§ EXERCISE AIM: List each line of the data that holds the word "grid".
• • • • •
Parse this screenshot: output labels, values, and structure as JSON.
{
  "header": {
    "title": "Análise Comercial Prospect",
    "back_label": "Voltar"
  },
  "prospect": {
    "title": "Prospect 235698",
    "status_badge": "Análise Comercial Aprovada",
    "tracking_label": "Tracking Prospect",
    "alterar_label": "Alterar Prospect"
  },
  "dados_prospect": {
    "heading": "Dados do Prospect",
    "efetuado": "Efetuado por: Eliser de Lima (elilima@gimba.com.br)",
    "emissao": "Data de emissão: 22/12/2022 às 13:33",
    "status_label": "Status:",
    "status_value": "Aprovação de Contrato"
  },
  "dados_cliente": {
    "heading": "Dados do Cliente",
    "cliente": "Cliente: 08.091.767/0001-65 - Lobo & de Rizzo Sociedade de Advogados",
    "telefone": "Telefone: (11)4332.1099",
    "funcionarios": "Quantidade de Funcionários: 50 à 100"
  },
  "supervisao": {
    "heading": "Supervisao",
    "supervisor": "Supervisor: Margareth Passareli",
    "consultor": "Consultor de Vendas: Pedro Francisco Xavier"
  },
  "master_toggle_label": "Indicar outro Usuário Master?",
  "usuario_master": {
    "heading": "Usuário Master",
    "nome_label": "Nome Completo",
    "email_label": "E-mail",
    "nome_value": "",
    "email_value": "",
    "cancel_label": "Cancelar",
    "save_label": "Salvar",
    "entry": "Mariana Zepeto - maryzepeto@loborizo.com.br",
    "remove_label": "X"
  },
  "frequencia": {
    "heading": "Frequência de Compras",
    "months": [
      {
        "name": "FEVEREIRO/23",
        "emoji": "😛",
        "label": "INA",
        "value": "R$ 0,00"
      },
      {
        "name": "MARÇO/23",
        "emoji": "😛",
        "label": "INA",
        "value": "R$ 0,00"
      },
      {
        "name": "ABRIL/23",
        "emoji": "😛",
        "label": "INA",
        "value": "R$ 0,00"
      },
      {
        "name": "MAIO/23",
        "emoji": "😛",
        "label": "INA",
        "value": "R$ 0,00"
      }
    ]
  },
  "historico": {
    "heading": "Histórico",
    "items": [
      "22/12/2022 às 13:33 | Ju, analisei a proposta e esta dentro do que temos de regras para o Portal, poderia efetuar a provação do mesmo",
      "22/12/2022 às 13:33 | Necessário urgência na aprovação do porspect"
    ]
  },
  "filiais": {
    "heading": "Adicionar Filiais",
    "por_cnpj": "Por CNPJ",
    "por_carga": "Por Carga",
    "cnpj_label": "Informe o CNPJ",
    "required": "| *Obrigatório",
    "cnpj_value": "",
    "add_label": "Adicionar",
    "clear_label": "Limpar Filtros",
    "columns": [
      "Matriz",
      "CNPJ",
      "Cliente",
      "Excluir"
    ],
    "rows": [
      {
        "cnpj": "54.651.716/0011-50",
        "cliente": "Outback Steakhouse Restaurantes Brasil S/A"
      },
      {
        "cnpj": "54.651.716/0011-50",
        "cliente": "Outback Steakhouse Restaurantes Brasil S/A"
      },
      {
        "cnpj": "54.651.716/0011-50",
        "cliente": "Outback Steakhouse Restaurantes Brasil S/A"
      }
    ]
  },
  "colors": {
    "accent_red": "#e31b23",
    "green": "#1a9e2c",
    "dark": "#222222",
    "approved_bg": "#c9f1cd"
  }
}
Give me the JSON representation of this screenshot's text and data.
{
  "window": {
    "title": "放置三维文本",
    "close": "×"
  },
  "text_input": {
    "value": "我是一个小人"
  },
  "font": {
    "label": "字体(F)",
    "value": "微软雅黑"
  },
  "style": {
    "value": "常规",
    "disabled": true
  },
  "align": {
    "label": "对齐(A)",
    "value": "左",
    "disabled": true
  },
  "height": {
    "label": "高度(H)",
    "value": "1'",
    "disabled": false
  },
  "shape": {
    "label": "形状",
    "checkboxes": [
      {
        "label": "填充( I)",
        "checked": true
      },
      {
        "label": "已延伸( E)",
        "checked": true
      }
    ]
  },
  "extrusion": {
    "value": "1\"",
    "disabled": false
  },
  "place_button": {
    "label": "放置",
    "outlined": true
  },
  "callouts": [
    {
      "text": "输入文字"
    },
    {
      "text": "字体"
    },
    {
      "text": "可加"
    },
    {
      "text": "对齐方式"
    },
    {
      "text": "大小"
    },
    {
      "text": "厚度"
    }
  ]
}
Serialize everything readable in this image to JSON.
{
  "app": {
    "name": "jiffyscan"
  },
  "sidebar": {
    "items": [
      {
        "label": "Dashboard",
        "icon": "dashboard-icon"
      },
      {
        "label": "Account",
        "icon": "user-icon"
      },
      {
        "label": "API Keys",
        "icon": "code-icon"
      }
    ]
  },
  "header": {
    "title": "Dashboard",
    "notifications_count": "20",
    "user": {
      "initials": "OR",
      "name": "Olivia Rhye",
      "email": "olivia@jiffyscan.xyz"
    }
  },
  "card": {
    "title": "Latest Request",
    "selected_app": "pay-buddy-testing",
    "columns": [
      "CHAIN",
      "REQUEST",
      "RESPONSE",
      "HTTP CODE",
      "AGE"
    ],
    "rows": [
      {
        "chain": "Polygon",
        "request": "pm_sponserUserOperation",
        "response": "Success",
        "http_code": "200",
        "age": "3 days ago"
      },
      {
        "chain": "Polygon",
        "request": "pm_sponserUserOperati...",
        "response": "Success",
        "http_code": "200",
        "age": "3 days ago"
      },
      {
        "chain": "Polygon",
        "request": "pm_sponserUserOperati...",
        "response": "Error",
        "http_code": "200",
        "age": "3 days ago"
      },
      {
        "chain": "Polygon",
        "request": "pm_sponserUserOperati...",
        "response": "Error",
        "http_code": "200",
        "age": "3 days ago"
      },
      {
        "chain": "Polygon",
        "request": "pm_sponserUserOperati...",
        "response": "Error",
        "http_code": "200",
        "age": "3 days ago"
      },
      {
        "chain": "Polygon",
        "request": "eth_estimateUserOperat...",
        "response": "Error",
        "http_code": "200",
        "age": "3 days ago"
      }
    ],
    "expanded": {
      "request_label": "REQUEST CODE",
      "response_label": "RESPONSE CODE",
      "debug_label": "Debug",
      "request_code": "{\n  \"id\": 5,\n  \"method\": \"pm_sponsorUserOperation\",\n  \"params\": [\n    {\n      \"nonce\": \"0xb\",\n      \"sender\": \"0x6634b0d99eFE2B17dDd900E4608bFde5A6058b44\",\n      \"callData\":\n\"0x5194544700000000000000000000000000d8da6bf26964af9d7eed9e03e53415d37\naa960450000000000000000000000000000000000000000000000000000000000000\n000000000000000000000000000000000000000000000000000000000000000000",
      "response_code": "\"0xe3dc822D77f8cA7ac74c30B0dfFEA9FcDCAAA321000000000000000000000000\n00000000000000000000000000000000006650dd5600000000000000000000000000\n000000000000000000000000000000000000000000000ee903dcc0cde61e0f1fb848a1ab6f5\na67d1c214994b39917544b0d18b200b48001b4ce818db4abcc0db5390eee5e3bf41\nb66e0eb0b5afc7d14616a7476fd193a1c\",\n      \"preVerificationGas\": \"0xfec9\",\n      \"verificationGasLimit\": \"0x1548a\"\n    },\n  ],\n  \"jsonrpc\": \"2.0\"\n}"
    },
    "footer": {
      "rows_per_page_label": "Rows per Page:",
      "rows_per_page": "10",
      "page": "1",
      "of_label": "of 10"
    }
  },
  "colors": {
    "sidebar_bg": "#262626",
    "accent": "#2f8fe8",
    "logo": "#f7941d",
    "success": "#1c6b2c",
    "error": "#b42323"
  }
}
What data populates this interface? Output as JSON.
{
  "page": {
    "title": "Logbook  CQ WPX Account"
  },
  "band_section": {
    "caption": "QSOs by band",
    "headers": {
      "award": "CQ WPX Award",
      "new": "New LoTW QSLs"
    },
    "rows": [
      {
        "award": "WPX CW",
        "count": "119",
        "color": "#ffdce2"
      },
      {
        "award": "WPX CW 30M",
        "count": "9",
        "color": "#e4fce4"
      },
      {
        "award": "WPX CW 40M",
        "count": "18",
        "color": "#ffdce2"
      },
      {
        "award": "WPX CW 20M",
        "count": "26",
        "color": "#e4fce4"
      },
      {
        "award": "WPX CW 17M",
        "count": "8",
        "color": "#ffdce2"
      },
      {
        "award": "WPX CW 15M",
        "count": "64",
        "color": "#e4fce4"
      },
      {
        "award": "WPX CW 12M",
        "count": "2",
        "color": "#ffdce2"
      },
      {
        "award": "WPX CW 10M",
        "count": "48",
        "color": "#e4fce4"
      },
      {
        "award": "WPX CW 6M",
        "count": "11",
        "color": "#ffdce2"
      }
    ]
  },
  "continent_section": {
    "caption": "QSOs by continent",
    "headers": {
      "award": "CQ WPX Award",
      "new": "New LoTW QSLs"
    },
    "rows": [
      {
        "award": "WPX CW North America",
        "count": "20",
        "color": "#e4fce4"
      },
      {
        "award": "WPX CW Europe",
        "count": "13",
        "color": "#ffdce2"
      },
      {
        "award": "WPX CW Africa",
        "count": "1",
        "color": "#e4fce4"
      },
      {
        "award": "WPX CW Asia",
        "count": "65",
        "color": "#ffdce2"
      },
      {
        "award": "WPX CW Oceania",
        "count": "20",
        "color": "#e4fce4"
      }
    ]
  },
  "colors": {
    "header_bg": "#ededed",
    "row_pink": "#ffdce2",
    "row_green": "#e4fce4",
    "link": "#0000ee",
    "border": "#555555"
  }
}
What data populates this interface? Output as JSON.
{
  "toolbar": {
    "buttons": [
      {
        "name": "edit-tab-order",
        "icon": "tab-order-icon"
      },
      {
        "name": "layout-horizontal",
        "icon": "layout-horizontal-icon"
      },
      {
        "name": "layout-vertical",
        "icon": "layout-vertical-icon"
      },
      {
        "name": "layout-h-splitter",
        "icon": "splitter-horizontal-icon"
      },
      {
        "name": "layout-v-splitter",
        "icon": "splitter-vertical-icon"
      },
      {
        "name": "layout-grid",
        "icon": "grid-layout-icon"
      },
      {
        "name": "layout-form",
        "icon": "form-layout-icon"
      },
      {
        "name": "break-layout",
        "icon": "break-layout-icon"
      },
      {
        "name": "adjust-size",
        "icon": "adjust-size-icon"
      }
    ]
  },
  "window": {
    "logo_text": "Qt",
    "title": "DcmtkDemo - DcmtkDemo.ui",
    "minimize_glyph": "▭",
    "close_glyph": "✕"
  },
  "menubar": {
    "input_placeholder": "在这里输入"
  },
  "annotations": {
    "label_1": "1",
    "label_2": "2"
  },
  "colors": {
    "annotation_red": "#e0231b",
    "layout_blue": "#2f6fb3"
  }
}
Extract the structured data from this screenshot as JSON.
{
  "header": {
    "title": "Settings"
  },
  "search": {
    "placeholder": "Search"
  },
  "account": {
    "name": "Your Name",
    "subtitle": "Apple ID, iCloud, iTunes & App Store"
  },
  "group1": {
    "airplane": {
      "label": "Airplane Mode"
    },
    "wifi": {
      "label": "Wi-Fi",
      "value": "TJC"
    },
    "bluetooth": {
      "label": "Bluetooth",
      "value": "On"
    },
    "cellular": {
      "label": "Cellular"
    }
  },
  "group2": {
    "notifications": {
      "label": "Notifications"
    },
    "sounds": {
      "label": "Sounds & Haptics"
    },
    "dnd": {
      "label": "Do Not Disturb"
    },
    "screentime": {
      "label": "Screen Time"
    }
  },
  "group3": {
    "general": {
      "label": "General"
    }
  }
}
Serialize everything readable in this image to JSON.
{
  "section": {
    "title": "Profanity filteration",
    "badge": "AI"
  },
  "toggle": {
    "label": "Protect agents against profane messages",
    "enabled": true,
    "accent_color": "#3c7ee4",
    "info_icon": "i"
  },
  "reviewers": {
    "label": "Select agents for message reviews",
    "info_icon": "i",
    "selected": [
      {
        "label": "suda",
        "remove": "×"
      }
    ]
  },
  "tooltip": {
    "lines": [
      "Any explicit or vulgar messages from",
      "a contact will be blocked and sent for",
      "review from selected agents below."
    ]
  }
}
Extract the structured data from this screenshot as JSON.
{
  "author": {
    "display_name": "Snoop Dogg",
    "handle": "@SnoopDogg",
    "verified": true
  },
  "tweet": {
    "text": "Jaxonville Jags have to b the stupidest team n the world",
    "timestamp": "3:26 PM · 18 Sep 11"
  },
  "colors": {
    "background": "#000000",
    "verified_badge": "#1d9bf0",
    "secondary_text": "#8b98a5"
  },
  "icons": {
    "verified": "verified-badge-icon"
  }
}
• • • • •
§ ANSWER SPACE:
        "name": "layout-grid",
        "icon": "grid-layout-icon"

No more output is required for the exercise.